Traders work on the floor of the London Metal Exchange in London, Britain, September 27, 2018. REUTERS/Simon Dawson
The London Metal Exchange (LME) halted nickel trading on Tuesday after prices doubled in just hours to a record $100,000 per tonne, fuelled by a race to cover short positions after Western sanctions threatened supply from major producer Russia.
The rare move underscores the market panic created by Russia’s invasion of Ukraine with buyers scrambling for the metal crucial for making stainless steel and electric vehicle batteries.
“The LME has taken this decision on orderly market grounds,” said the LME, one of the world’s top commodity exchanges, adding it was considering a closure of several days.
It raised margin requirements for nickel contracts by 12.5% to $2,250 a tonne, effective close of business Tuesday, and suspended trading of nickel on all venues for at least the rest of the day. read more
“The LME will actively plan for the reopening of the nickel market, and will announce the mechanics of this to the market as soon as possible.”
Three-month nickel on the LME more than doubled on Tuesday to $101,365 a tonne before the LME halted trade on its electronic systems and in the open outcry ring.
“It’s likely a big margin call prompted the suspension of trading, with sharp gains forcing speculators to scramble for additional capital to put into accounts to cover the shortfall,” said Susannah Streeter, senior investment and markets analyst at Hargreaves Lansdown. read more
On Monday, the exchange said members with short positions, unable to deliver or to borrow metal at a backwardation of no more than 1% of the previous day’s cash price, may have their delivery deferred by the exchange, aided by LME instructions.
The uncertainty caused by Russia’s invasion and resulting sanctions has added to an already bullish nickel market due to low inventories.
Nickel prices have quadrupled over the past week on fears of further curbs on supply.
Russia not only supplies about 10% of the world’s nickel but Russia’s Nornickel is the world’s biggest supplier of battery- grade nickel at 15%-20% of global supply, said JPMorgan analyst Dominic O’Kane.
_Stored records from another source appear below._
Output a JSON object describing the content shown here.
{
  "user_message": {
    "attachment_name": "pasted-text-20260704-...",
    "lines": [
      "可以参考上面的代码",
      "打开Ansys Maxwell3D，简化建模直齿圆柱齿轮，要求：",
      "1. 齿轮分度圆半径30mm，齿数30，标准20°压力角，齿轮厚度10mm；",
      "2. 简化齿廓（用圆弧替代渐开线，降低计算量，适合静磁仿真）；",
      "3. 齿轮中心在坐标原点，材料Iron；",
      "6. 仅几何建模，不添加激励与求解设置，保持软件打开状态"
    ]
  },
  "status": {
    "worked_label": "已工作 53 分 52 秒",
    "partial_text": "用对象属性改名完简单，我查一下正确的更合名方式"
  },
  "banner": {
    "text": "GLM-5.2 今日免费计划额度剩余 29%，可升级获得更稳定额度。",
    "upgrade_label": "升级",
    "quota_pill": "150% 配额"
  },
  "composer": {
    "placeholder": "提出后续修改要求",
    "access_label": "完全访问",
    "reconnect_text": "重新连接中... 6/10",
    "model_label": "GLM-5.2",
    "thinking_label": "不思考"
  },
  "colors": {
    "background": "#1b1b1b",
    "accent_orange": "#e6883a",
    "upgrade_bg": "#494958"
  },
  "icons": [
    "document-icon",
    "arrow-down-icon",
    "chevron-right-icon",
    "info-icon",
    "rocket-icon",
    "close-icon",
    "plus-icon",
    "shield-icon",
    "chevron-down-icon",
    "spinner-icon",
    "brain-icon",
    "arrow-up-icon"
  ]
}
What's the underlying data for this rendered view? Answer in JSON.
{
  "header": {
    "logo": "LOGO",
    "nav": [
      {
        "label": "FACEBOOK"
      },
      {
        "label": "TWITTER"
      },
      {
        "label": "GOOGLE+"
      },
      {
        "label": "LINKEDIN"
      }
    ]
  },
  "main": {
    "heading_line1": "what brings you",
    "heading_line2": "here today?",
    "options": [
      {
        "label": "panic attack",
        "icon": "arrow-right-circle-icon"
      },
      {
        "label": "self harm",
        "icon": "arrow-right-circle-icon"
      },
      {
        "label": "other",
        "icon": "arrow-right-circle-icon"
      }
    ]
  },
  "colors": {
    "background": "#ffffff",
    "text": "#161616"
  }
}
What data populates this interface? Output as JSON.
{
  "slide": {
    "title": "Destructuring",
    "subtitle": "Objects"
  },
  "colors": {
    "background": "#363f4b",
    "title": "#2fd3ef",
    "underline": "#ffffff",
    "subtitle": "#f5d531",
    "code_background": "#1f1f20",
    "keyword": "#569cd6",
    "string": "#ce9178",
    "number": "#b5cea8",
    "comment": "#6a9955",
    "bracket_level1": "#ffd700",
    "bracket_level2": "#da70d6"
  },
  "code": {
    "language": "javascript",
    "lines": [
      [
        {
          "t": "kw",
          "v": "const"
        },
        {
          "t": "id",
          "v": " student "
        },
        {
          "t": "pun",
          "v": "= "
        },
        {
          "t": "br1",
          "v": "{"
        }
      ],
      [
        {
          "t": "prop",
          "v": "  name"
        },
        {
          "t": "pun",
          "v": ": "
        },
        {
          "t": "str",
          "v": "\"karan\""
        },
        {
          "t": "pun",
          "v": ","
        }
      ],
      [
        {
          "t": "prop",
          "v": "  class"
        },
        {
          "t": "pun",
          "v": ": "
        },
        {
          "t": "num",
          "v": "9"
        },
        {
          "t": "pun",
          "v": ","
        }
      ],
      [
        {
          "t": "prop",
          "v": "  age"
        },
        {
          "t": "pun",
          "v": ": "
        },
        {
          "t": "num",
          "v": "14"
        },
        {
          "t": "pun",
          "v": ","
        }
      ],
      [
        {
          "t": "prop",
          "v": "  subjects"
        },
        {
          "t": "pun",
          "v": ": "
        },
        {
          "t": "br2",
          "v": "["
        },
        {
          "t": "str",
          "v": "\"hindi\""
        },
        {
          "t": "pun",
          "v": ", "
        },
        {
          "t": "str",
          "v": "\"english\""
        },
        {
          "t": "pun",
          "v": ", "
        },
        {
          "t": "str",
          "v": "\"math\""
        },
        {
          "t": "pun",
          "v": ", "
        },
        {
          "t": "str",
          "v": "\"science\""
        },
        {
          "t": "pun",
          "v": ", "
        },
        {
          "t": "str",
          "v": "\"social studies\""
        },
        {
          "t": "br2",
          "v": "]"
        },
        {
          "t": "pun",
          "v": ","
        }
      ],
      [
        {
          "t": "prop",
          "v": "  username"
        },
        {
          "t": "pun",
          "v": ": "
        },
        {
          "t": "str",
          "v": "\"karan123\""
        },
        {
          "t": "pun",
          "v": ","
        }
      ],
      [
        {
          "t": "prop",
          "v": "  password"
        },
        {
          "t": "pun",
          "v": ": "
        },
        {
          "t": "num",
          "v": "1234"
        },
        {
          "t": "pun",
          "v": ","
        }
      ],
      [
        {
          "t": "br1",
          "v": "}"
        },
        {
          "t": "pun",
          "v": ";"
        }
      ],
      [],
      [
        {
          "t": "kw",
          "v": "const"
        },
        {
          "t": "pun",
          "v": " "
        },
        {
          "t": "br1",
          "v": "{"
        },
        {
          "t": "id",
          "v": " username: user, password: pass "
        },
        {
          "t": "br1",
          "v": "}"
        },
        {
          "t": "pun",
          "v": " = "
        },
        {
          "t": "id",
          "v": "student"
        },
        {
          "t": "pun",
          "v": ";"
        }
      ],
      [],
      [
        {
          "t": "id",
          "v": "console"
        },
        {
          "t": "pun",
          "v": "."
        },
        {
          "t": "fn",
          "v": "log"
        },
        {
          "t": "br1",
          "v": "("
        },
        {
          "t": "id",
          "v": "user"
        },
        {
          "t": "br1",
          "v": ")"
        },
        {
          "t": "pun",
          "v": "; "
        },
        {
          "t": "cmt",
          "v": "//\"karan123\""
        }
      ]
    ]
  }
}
Additional reporting by Eileen Soreng in Bengaluru; editing by Louise Heavens and Jason Neely
This article was originally published by Reuters.